A former Sheffield headteacher who saw hundreds of children go through his schools in a 40-year career and was given an MBE for services to education has died aged 91.
Gilbert Bashforth MBE was headteacher at Beck Road School in Shiregreen for more than 25 years, after becoming one of Sheffield’s youngest-ever heads while still in his 30s.
Born in Conisbrough in 1928 and educated at Doncaster Grammar School, the young Gilbert overcame disability to reach the very top of his trade, but always said he owed his career to the time he spent teaching illiterate men to read and write while on National Service.
His son David, aged 59, who now lives in Dorset, said: “Hundreds of children must have known him. He saw children come through his school and then taught their children after them, which doesn’t happen very often anymore.
“We had a mirror dinghy sailing boat and he used to take children from the school out in it at weekends.
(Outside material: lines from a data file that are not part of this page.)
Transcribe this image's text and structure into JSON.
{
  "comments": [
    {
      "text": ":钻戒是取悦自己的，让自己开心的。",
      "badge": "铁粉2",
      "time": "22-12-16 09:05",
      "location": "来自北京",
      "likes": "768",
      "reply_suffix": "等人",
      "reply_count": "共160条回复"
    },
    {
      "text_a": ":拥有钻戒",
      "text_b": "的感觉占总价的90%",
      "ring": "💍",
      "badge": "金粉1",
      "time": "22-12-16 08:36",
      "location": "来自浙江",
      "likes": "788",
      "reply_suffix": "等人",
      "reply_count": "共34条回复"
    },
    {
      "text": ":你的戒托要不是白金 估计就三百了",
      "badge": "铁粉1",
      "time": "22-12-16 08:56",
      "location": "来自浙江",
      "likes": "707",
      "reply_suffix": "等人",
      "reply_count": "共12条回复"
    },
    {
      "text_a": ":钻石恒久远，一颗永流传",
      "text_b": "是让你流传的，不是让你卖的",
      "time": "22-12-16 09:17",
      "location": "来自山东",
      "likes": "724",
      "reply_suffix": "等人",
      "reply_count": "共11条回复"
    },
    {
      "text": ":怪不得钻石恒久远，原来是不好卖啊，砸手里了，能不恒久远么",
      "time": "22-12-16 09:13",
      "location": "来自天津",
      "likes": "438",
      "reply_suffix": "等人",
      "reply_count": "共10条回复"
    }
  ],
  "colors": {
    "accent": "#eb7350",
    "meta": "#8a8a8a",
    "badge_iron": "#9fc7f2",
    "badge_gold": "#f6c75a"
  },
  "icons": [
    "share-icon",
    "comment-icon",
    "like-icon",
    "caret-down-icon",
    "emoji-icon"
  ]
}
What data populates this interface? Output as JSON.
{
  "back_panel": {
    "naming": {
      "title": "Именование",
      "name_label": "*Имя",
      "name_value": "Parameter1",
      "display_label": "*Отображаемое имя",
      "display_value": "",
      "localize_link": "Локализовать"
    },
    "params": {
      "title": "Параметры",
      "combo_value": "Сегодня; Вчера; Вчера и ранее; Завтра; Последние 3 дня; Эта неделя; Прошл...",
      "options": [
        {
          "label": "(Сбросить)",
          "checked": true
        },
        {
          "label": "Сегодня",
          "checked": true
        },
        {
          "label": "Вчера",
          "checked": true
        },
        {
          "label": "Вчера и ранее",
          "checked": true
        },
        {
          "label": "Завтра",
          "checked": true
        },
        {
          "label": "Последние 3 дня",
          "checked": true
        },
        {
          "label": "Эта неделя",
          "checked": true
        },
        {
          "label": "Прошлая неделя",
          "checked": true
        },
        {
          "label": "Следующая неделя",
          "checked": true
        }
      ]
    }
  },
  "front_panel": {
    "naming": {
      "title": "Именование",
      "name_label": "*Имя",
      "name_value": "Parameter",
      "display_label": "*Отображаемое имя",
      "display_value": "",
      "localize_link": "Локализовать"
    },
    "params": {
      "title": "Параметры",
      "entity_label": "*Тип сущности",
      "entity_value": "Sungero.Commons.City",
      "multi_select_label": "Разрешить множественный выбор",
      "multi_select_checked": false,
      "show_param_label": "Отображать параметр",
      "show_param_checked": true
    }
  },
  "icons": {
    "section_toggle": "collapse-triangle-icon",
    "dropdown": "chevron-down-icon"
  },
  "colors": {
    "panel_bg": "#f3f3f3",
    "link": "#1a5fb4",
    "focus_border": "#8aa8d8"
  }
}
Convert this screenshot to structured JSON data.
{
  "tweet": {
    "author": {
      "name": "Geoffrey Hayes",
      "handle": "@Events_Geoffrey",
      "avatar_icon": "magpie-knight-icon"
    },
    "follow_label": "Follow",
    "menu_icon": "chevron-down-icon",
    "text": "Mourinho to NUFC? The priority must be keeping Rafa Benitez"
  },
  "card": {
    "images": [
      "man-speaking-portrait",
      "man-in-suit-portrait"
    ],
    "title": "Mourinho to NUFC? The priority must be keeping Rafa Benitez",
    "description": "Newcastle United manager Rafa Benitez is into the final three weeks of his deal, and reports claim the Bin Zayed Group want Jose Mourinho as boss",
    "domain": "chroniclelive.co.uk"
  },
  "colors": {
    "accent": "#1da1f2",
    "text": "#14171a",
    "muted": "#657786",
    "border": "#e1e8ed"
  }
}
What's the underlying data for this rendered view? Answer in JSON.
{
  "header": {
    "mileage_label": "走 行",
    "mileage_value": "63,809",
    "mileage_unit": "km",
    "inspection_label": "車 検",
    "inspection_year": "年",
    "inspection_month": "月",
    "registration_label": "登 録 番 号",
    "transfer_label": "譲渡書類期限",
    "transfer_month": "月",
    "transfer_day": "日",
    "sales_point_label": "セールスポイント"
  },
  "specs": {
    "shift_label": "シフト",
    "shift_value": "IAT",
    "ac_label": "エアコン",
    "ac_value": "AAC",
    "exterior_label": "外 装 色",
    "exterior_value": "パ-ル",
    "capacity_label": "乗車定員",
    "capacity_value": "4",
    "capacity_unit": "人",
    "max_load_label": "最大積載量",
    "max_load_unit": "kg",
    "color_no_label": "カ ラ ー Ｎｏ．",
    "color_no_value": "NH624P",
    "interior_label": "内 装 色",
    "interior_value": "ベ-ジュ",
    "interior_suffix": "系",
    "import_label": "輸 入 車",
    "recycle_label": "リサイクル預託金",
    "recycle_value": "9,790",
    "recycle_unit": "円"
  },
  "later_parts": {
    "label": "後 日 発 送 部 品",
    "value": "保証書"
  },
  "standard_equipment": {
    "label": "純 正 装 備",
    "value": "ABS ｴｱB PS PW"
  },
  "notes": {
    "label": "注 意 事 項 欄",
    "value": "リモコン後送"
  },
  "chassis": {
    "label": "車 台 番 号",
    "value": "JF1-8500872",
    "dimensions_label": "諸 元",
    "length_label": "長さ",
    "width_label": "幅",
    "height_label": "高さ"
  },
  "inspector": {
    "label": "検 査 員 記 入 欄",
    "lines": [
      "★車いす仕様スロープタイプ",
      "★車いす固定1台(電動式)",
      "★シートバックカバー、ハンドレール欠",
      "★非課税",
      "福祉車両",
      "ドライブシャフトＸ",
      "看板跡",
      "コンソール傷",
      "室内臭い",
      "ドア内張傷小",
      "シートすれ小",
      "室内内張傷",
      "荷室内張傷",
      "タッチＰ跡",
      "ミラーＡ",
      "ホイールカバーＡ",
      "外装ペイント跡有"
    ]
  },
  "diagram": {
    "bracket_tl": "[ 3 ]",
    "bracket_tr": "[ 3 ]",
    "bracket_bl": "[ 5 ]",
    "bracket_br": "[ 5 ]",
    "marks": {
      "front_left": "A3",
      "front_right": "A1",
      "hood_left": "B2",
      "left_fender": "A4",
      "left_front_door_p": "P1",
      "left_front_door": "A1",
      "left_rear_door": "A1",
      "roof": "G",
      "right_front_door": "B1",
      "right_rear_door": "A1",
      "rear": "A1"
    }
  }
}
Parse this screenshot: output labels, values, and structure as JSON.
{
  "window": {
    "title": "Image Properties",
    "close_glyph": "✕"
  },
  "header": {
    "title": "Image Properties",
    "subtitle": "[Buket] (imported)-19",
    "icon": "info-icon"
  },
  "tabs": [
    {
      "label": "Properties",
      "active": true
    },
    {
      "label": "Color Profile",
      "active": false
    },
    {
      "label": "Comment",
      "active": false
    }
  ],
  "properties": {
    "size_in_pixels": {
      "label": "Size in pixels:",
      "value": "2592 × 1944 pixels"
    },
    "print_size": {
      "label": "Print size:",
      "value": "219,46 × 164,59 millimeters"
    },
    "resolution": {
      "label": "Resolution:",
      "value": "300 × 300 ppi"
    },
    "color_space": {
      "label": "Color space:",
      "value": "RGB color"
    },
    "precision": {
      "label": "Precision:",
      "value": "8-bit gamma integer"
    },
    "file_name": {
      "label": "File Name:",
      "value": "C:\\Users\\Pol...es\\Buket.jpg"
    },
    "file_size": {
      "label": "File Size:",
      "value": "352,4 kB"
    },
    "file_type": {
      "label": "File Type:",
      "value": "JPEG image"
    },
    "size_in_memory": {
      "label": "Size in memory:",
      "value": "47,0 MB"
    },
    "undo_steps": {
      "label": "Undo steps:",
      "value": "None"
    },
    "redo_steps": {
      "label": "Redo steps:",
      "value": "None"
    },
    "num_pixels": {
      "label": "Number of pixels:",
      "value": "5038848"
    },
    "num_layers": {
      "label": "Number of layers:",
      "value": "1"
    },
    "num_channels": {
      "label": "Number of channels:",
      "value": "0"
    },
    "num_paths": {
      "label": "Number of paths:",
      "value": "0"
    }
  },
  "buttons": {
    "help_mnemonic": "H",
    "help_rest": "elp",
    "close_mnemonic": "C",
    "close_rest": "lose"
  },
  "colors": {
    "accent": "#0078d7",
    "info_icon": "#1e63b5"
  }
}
Beck Road was in the middle of a council estate so he wanted to give the kids opportunities they wouldn’t otherwise have had.
“The other love of his life was church, which he devoted a lot of time to. He was busy but he always found time to take us swimming on Saturdays and invested a lot of time in our education.
“He never taught me but he had connections with pretty much every headteacher in Sheffield so we couldn’t get away with anything.”
Gilbert moved to Sheffield in 1950, living in the same house in Norton with his wife Marguerite for more than 60 years.
From grammar school, Gilbert had intended to pursue a career in engineering, but his time on National Service changed his life completely.
Being one of the better educated recruits, he got the job of teaching some of the other men to read and write – and instantly felt he was doing something worthwhile.
When he came out of the army he did his teacher training and began his career in Attercliffe, before moving to Ecclesall Juniors and then Beck Road.
David said his dad’s achievements were made all the more remarkable as he was born with a cleft palate, and was not initially expected to survive infanthood.
Not only did he survive, he went on to have a successful career as a headteacher and education adviser, and also addressed conferences of the National Association of Headteachers.
“All his life struggled with and was conscious of trying to speak clearly so to be suddenly addressing a conference was a big challenge for him,” said David.
His MBE, which followed in 1987, came ‘completely out of the blue’ and meant a memorable trip to Buckingham Palace.
After spending most of his retirement in Sheffield, Gilbert moved to Dorset with Marguerite in 2012, where she died in 2016. He is survived by his sons Stephen and David, as well as two of his siblings, John and Joyce, and four grandchildren.
His funeral will take place at Poole crematorium in Dorset on March 6 at 11.30am. Flowers or donations to The Prince’s Trust or Operation Smile may be sent via funeral director A E Jolliffe and Son, Ferndown, Dorset, BH22 9HT.